OverviewTeaching: 10 min
Exercises: 10 minQuestions
How can we document the data-cleaning steps we’ve applied to our data?
How can we apply these steps to additional data sets?Objectives
Describe how OpenRefine generates JSON code representing the work done in an analysis session.
Demonstrate ability to export this JSON code from OpenRefine.
Demonstrate ability to import a JSON code file to apply the analysis to another dataset.
How OpenRefine records what you have done
Saving your work as a script
Undo / Redosection, click
Extract..., and select the steps that you want to apply to other datasets by clicking the check boxes.
Copy the code from the right hand panel and paste it into a text editor (like NotePad on Windows or TextEdit on Mac). Make sure it saves as a plain text file. In TextEdit, do this by selecting
Make plain textand save the file as a
Importing a script to use against another dataset
Let’s practice running these steps on a new dataset. We’ll test this on an uncleaned version of the dataset we’ve been working with.
- Start a new project in OpenRefine using the messy dataset you downloaded before. Give the project a new name.
- Click the
Undo / Redotab >
Applyand paste in the contents of
.txtfile with the JSON code.
Perform operations. The dataset should now be the same as your other cleaned dataset.
For convenience, we used the same dataset. In reality you could use this process to clean related datasets. For example, data that you had collected over different fieldwork periods or data that was collected by different researchers (provided everyone uses the same column headings). The data in this file was generated from an eSurvey system with the actual survey being delivered centrally to a smartphone, so the column headings are pretty much guaranteed to be the same.

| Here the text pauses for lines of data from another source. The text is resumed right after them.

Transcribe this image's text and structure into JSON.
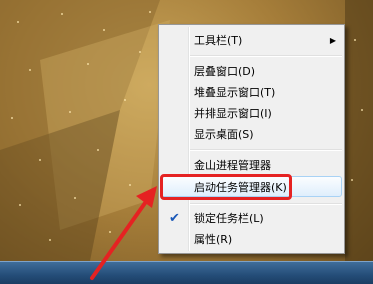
{
  "context_menu": {
    "items": [
      {
        "label": "工具栏(T)",
        "has_submenu": true,
        "checked": false
      },
      {
        "label": "层叠窗口(D)",
        "has_submenu": false,
        "checked": false
      },
      {
        "label": "堆叠显示窗口(T)",
        "has_submenu": false,
        "checked": false
      },
      {
        "label": "并排显示窗口(I)",
        "has_submenu": false,
        "checked": false
      },
      {
        "label": "显示桌面(S)",
        "has_submenu": false,
        "checked": false
      },
      {
        "label": "金山进程管理器",
        "has_submenu": false,
        "checked": false
      },
      {
        "label": "启动任务管理器(K)",
        "has_submenu": false,
        "checked": false,
        "highlighted": true
      },
      {
        "label": "锁定任务栏(L)",
        "has_submenu": false,
        "checked": true
      },
      {
        "label": "属性(R)",
        "has_submenu": false,
        "checked": false
      }
    ],
    "submenu_glyph": "▶",
    "check_glyph": "✔"
  },
  "annotation": {
    "color": "#e52222",
    "target": "启动任务管理器(K)"
  }
}
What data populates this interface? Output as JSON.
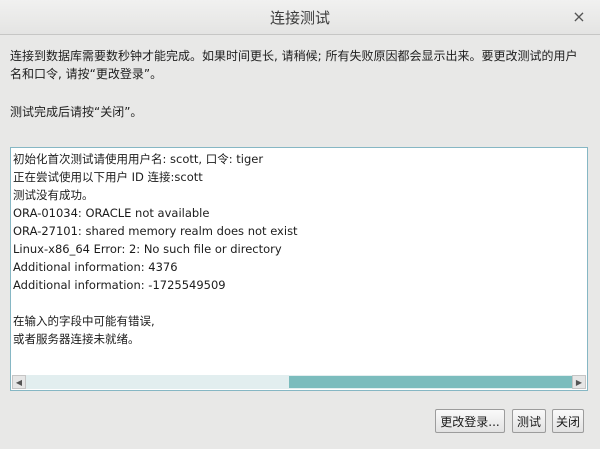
{
  "window": {
    "title": "连接测试",
    "close_glyph": "×"
  },
  "intro": {
    "text": "连接到数据库需要数秒钟才能完成。如果时间更长, 请稍候; 所有失败原因都会显示出来。要更改测试的用户名和口令, 请按“更改登录”。",
    "done_text": "测试完成后请按“关闭”。"
  },
  "output": {
    "lines": [
      "初始化首次测试请使用用户名: scott, 口令: tiger",
      "正在尝试使用以下用户 ID 连接:scott",
      "测试没有成功。",
      "ORA-01034: ORACLE not available",
      "ORA-27101: shared memory realm does not exist",
      "Linux-x86_64 Error: 2: No such file or directory",
      "Additional information: 4376",
      "Additional information: -1725549509",
      "",
      "在输入的字段中可能有错误,",
      "或者服务器连接未就绪。"
    ],
    "scroll_left_glyph": "◀",
    "scroll_right_glyph": "▶",
    "scroll_position": 0.5
  },
  "buttons": {
    "change_login": "更改登录...",
    "test": "测试",
    "close": "关闭"
  },
  "colors": {
    "scrollbar_thumb": "#7bbcbd",
    "border_accent": "#86b7c4"
  }
}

All changes are being tracked in OpenRefine, and this information can be used for scripts for future analyses or reproducing an analysis.